Saturday, November 26, 2011

The Road

Ah, paintings at night. These are extremely difficult to do. Painting outside is a challenge. I live in Florida and the bugs are numerous and relentless. My single light I use to illuminate the easel also attracts every one of them. I use clove oil with my medium and that smell causes them to fly right into the painting and, of course, stick right to it. I spend a lot of time plucking them off. How fun. Plus, moving my eye from the highly lit board to the near darkness and back again to the board is very taxing on the eyes after about an hour. So I have to do a painting over many nights. However, photographing anything is nearly impossible. To get the light right is so hard given the extremes of light and really, you can't see much in a photo in the very dark areas. When I am standing there, I see the subtle differences. And any bright lights are totally washed out, so I have to take many, many pictures at just one location to get the information I need to make a painting.
This piece is 9"x 16" and its a perfect example of all of the above. Plus, when you are out there in the dark, people wonder what the hell you are doing. I am sure it looks suspicious with the white van, too. But people, I am hanging out a while because I am trying to get this whole painting thing right, not plan some elaborate heist or mugging.

Sunday, November 13, 2011

The Night Watch

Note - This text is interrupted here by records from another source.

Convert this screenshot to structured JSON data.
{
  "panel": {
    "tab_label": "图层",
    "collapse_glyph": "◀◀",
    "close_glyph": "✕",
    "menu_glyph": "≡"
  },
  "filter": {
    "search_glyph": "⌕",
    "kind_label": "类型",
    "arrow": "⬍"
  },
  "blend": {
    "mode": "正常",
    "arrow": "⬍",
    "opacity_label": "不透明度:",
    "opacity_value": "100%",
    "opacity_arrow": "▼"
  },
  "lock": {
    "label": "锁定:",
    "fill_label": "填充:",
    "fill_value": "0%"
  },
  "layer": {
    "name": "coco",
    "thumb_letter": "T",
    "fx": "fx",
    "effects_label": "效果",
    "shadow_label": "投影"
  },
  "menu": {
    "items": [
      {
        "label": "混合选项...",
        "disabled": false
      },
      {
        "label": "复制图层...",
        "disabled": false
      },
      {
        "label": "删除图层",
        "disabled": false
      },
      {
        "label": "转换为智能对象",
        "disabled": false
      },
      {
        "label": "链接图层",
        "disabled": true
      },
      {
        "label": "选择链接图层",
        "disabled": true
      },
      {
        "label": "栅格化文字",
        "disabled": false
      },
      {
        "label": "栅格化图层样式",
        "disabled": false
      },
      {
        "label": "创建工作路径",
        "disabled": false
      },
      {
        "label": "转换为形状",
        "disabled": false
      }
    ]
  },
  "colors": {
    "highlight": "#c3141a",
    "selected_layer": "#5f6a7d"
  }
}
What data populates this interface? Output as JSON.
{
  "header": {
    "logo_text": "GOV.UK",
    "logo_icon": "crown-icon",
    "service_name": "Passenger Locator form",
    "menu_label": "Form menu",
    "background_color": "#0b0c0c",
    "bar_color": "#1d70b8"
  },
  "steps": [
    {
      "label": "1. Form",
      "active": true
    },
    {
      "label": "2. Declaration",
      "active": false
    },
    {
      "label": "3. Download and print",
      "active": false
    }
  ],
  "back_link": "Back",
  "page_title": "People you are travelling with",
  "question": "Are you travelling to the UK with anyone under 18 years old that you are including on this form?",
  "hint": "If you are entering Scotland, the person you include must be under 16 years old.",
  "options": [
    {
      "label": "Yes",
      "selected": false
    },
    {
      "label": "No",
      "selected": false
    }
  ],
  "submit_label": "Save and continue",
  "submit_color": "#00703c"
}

We spent most of the summer up north, trying to get out of the ridiculous Florida heat. We were in New York when they had just about the hottest stretch of weather ever.
We spent 10 days in the Hudson River valley near New Paltz. We rented a garage apartment and I used my evenings looking for paintings. I like the idea of discovering things. I certainly have images or ideas I am looking for, but the world offers alot more than I can conjure up in my mind.
I didn't have any plan. I just drove around and hoped to come across something really cool at twilight or night. So much of that time is mysterious. Landscapes at this hour are like ghosts that are unseen during the day, only to come out and play to reveal themselves in a myriad of strange and unusual ways. Illumination of light can completely change the way a place looks and feels and quite frankly, so can darkness.
One evening, as night was approaching, I came across a river around Kingston that was near its final destination, the Hudson. This lone, illuminated boat was parked in the river like a sentinel. Its relationship to the house was a mystery. Could have been a party for all I know. Or something sinister. Who knows? With this painting, I want to leave the story open ended and unresolved. I will let the viewer decide its origin and intent.
This painting, more than all the others, represents my transition from pure landscape to one that includes a narrative. It has all the elements of my work and is a nod to the Hudson River artists. In this case, that is literal, given its location.
Its oil on wood.
8.5"x 11.5"